Amid such a depressing situation, the JoongAng Ilbo has recently featured a series of articles on how to develop industries for the 21st century. There were two messages in those articles: One is that the Korean economy's growth power has been exhausted. The other is that Korea should find and nurture new industries on which the nation will live as it enters the digital age. It is the weakening competitiveness of Korea, not outside factors such as the business slowdown in the United states and Japan, that are causing our problems, and we should take immediate steps to solve those problems.

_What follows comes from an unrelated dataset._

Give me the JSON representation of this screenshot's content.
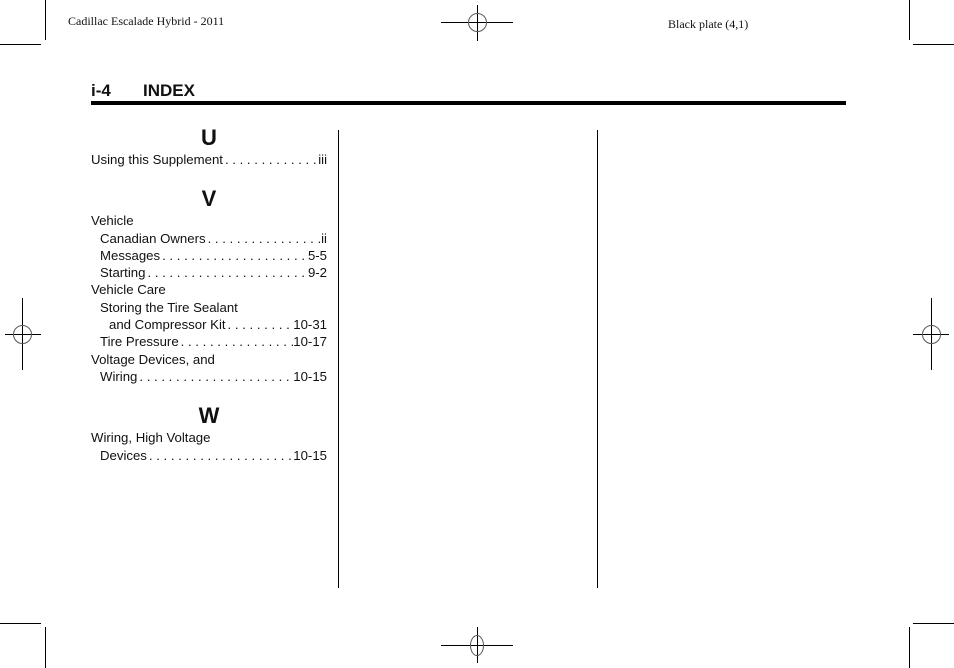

Concern about lagging competitiveness is not new, but the problem is now upon us. The number of Korean products ranked in the top five in global market share dropped to 482 in 1999 from 555 in 1994. Our competitiveness in our ten major business is also weakening. Korea has the top position in the global memory chip market, but holds only a 1.2 percent share in the market for non-memory chips. The latter market is where the semiconductor money is. Korea also leads in global shipbuilding, but our shipbuilders focus on low-technology ships such as oil tankers. We pointed out that Korean companies are excellent in manufacturing low-priced goods quickly but are less competitive in developing basic technologies, in designing essential parts and in marketing, which are needed to add value.
Such weaknesses are more apparent as earnings deteriorate in the current global slowdown. Samsung Electronics' 12-month operating profits plunged 43 percent in the second quarter of this year and the Pohang Iron & Steel's first-half profit tumbled 73 percent.
We see ten major industries for the 21th century: five are our existing major businesses － semiconductors, automobiles, shipbuilding, textiles and precision parts － and five are new industries － information technology, digital consumer electronics, electronic commerce, electronic content and biotechnology. We believe that a move into these industries can be accomplished by increasing the value-added of the current top-five industries and pouring the increased profits into the new industries.
These ideas have struck a chord with the public and have been praised by economists and analysts. Now we should think about how to put them into practice. We must allocate our limited resources efficiently.
Of course we are concerned about the drop in investment by local companies. Capital spending by local firms has declined for the last seven consecutive months. There will probably be no improvement in the second half after the sharp deterioration of earnings in the first half of the year.
If such a slump in new investment is prolonged, there is little reason for hope. Though the economy is currently not in good condition, we should remember the lesson, "Invest in the recession." The aim of the painful restructuring of the Korean economy is an improvement in competitiveness and the development of the new major industries on which Korea will focus. Now is the time to find new growth power through investing and strengthening competitiveness. The government and the political sector must share in that task.